Tanning beds are for those of us who want to get a tan without going to the beach, or to sunny places, where we have to lie in the sun for days on end just to get the kind of tan we want. There’s also a chance we won’t get a relatively even tan if we trust the sunlight available to all manner of creatures outdoors, and not the comfort of an indoor tanning salon! Free personal ad

But there are a few risks to using tanning beds and other artificial tanning devices, such as sun lamps. Instead of getting a tan in an outdoor environment where sunlight is diffused and possibly also shaded, you can get a tan indoors by exposing yourself directly to ultraviolet rays at close range. A bed would require you to lie still for a few hours while special low-radiation tanning bulbs burn a luscious bronze color onto the surface of your skin. The same principle applies to sun lamps and portable tanning implements.

But even if bulbs are only low-radiation, they are not 100% radiation-free.
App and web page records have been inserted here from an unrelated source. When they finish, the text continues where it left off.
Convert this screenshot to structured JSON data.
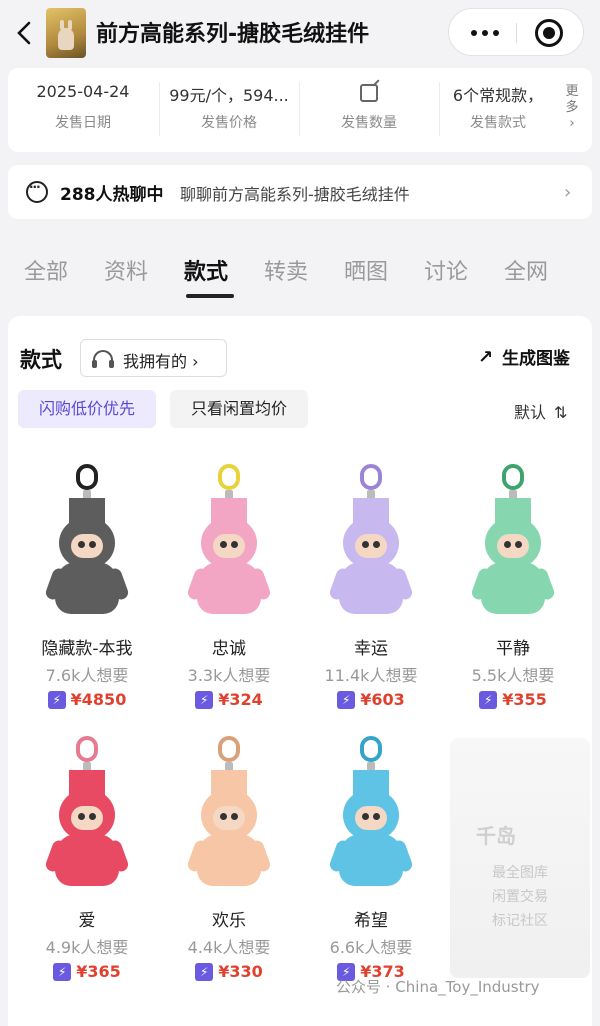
{
  "header": {
    "title": "前方高能系列-搪胶毛绒挂件"
  },
  "info": [
    {
      "value": "2025-04-24",
      "label": "发售日期"
    },
    {
      "value": "99元/个，594...",
      "label": "发售价格"
    },
    {
      "value": "",
      "label": "发售数量"
    },
    {
      "value": "6个常规款，",
      "label": "发售款式"
    }
  ],
  "more_label": "更多",
  "chat": {
    "count": "288人热聊中",
    "text": "聊聊前方高能系列-搪胶毛绒挂件"
  },
  "tabs": [
    "全部",
    "资料",
    "款式",
    "转卖",
    "晒图",
    "讨论",
    "全网"
  ],
  "active_tab": "款式",
  "section": {
    "title": "款式",
    "own_label": "我拥有的 ›",
    "generate_label": "生成图鉴",
    "filter_flash": "闪购低价优先",
    "filter_idle": "只看闲置均价",
    "sort_label": "默认",
    "sort_icon": "⇅"
  },
  "items": [
    {
      "name": "隐藏款-本我",
      "want": "7.6k人想要",
      "price": "¥4850",
      "color": "#5d5d5d",
      "ring": "#222222"
    },
    {
      "name": "忠诚",
      "want": "3.3k人想要",
      "price": "¥324",
      "color": "#f3a6c3",
      "ring": "#e8d23a"
    },
    {
      "name": "幸运",
      "want": "11.4k人想要",
      "price": "¥603",
      "color": "#c7b8f0",
      "ring": "#9b83d6"
    },
    {
      "name": "平静",
      "want": "5.5k人想要",
      "price": "¥355",
      "color": "#86d7b0",
      "ring": "#3fa36d"
    },
    {
      "name": "爱",
      "want": "4.9k人想要",
      "price": "¥365",
      "color": "#e84a63",
      "ring": "#e77a90"
    },
    {
      "name": "欢乐",
      "want": "4.4k人想要",
      "price": "¥330",
      "color": "#f7c6a6",
      "ring": "#d9a07a"
    },
    {
      "name": "希望",
      "want": "6.6k人想要",
      "price": "¥373",
      "color": "#5fc3e6",
      "ring": "#35a4c9"
    }
  ],
  "watermark": {
    "logo": "千岛",
    "lines": [
      "最全图库",
      "闲置交易",
      "标记社区"
    ]
  },
  "footer": "公众号 · China_Toy_Industry"
}
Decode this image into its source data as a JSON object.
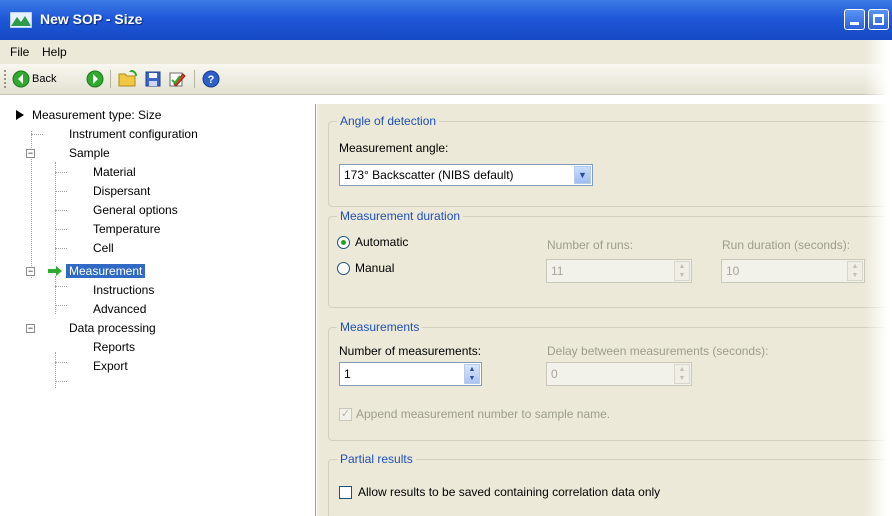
{
  "window": {
    "title": "New SOP - Size"
  },
  "menu": {
    "file": "File",
    "help": "Help"
  },
  "toolbar": {
    "back_label": "Back"
  },
  "tree": {
    "measurement_type": "Measurement type: Size",
    "instrument_configuration": "Instrument configuration",
    "sample": "Sample",
    "material": "Material",
    "dispersant": "Dispersant",
    "general_options": "General options",
    "temperature": "Temperature",
    "cell": "Cell",
    "measurement": "Measurement",
    "instructions": "Instructions",
    "advanced": "Advanced",
    "data_processing": "Data processing",
    "reports": "Reports",
    "export": "Export"
  },
  "angle": {
    "group_title": "Angle of detection",
    "label": "Measurement angle:",
    "selected": "173° Backscatter (NIBS default)"
  },
  "duration": {
    "group_title": "Measurement duration",
    "automatic": "Automatic",
    "manual": "Manual",
    "runs_label": "Number of runs:",
    "runs_value": "11",
    "run_duration_label": "Run duration (seconds):",
    "run_duration_value": "10",
    "selected_mode": "Automatic"
  },
  "measurements": {
    "group_title": "Measurements",
    "count_label": "Number of measurements:",
    "count_value": "1",
    "delay_label": "Delay between measurements (seconds):",
    "delay_value": "0",
    "append_label": "Append measurement number to sample name.",
    "append_checked": true
  },
  "partial": {
    "group_title": "Partial results",
    "allow_label": "Allow results to be saved containing correlation data only",
    "allow_checked": false
  },
  "colors": {
    "title_bar": "#1f58d8",
    "selection": "#316ac5",
    "group_title": "#1f4fb6",
    "panel": "#ece9d8"
  }
}
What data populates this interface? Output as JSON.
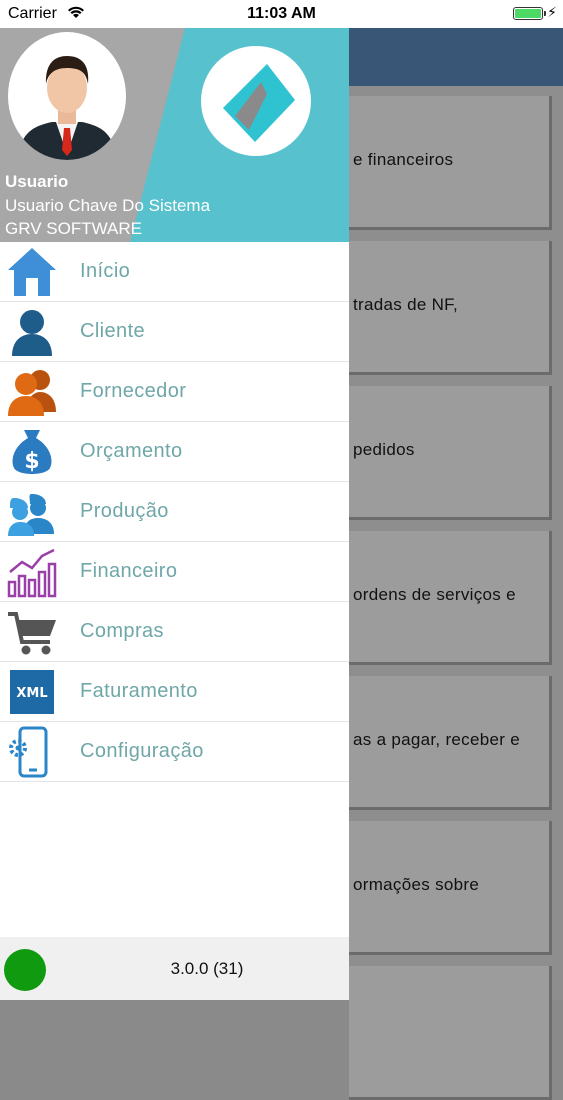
{
  "status_bar": {
    "carrier": "Carrier",
    "time": "11:03 AM"
  },
  "drawer": {
    "user": {
      "name": "Usuario",
      "role": "Usuario Chave Do Sistema",
      "company": "GRV SOFTWARE"
    },
    "menu": [
      {
        "label": "Início",
        "icon": "home-icon"
      },
      {
        "label": "Cliente",
        "icon": "person-icon"
      },
      {
        "label": "Fornecedor",
        "icon": "people-icon"
      },
      {
        "label": "Orçamento",
        "icon": "money-bag-icon"
      },
      {
        "label": "Produção",
        "icon": "workers-icon"
      },
      {
        "label": "Financeiro",
        "icon": "chart-icon"
      },
      {
        "label": "Compras",
        "icon": "cart-icon"
      },
      {
        "label": "Faturamento",
        "icon": "xml-icon"
      },
      {
        "label": "Configuração",
        "icon": "mobile-settings-icon"
      }
    ],
    "xml_icon_text": "XML",
    "version": "3.0.0 (31)"
  },
  "background": {
    "cards": [
      "e financeiros",
      "tradas de NF,",
      "pedidos",
      "ordens de serviços e",
      "as a pagar, receber e",
      "ormações sobre"
    ]
  },
  "colors": {
    "header_teal": "#57c2cd",
    "menu_text": "#6fa7a8",
    "nav_blue": "#3a5676",
    "status_green": "#109a10"
  }
}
If you happen to have sensitive skin, constant exposure even to low radiation will cause complications, ranging from simple itchiness and blotching to melanoma, which is the most severe form of skin cancer. Liberal use of suntan lotion with the right SPF for the kind of bed or bulbs you are using – as they are usually classified by lighting strength – would normally keep these risks at bay, but the dangers of developing skin problems through overuse of tanning implements still certainly exists.
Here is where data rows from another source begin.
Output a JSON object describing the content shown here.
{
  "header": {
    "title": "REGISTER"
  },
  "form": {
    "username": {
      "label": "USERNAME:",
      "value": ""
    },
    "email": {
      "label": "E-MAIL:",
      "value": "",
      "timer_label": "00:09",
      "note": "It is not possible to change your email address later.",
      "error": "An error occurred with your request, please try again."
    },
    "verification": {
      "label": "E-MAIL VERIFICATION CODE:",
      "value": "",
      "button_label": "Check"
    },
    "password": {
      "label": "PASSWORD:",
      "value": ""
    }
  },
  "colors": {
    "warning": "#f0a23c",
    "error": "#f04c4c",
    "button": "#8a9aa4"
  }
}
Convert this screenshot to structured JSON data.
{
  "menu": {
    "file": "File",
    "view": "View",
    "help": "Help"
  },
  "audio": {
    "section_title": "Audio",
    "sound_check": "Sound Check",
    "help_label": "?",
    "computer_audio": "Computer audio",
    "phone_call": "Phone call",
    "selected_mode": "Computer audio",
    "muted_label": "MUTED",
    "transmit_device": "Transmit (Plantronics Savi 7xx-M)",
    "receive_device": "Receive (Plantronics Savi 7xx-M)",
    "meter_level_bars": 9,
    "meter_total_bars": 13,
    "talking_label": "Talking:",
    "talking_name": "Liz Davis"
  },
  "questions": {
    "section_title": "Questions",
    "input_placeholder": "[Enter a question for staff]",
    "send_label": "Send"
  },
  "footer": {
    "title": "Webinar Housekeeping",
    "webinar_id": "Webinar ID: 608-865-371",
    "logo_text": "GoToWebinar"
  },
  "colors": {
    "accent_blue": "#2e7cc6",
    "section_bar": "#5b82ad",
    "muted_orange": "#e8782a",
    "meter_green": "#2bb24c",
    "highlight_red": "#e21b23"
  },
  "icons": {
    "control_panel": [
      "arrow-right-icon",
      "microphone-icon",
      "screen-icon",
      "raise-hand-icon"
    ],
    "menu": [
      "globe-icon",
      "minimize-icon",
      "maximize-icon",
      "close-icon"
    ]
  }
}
And these risks already apply to you if you are an adult. How much riskier could it be for children?

Children have more delicate bodies. They are generally more susceptible to the invasion of foreign substances such as diseases and radiation; exposure to harmful things for an extended period of time is sure to cause adverse reactions, faster than if they had the stronger, tougher bodies of adults. A child is at a much higher risk of contracting skin cancer than an adult. If possible, children should be warned against staying away from habitually staying in the sunlight after 10 AM, or staying inside a room where a tanning bed is located and being used on a regular basis.
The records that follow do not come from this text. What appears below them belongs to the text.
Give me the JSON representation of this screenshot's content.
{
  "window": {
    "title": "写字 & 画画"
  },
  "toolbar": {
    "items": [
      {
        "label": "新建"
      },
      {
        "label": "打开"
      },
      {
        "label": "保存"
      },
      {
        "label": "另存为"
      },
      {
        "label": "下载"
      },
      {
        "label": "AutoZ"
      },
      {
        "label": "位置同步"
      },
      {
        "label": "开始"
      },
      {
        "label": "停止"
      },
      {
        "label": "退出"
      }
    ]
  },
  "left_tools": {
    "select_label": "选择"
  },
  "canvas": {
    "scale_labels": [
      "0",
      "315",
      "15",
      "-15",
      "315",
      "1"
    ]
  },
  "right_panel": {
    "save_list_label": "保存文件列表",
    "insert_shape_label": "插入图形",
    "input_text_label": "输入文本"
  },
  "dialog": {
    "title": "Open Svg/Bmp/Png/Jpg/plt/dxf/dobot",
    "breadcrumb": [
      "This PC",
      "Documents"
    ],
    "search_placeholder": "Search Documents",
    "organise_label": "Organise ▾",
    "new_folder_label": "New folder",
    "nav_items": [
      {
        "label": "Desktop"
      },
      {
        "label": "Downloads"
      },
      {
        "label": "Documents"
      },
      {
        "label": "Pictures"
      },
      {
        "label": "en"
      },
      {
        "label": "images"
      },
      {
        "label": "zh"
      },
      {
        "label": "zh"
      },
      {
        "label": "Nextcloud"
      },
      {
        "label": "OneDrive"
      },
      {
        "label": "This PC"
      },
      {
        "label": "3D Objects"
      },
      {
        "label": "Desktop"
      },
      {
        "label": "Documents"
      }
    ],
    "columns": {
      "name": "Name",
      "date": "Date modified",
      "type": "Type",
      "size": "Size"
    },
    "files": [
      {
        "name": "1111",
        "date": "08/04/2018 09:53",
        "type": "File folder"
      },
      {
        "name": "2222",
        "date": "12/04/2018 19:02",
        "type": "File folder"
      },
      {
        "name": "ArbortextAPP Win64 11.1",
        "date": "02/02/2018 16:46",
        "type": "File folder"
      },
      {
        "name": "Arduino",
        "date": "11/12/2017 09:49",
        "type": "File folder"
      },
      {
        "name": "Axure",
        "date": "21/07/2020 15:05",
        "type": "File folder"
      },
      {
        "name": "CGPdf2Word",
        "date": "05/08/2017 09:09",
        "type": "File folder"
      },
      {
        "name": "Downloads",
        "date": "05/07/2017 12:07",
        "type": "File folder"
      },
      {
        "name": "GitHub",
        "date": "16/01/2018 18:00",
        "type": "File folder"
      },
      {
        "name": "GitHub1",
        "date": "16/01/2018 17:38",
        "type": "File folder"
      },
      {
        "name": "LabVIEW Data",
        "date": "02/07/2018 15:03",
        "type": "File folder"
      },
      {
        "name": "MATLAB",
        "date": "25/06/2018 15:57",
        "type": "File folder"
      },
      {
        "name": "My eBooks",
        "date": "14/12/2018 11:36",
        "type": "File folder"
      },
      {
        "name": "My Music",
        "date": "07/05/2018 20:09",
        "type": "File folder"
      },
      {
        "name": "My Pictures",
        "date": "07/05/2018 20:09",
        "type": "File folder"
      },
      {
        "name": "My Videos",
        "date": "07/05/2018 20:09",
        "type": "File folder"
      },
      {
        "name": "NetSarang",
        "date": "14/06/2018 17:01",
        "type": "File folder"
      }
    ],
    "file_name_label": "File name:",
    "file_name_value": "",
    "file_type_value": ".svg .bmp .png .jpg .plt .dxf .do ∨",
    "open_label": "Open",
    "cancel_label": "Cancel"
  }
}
Kids may be naturally curious about the tanning process and wish to experiment with it themselves. Even if they seek the supervision and consent of adults, it is best not to let them try indoor tanning until they reach adult age, and their bodies are no longer so vulnerable. However, this may be difficult if you have a particularly looks-conscious child on your hands. Adolescence is a tricky thing. The sooner one looks good the better, and if tanning beds appear to be the best way to get the kind of look that your budding teenager is gunning for, some extra vigilance may be required.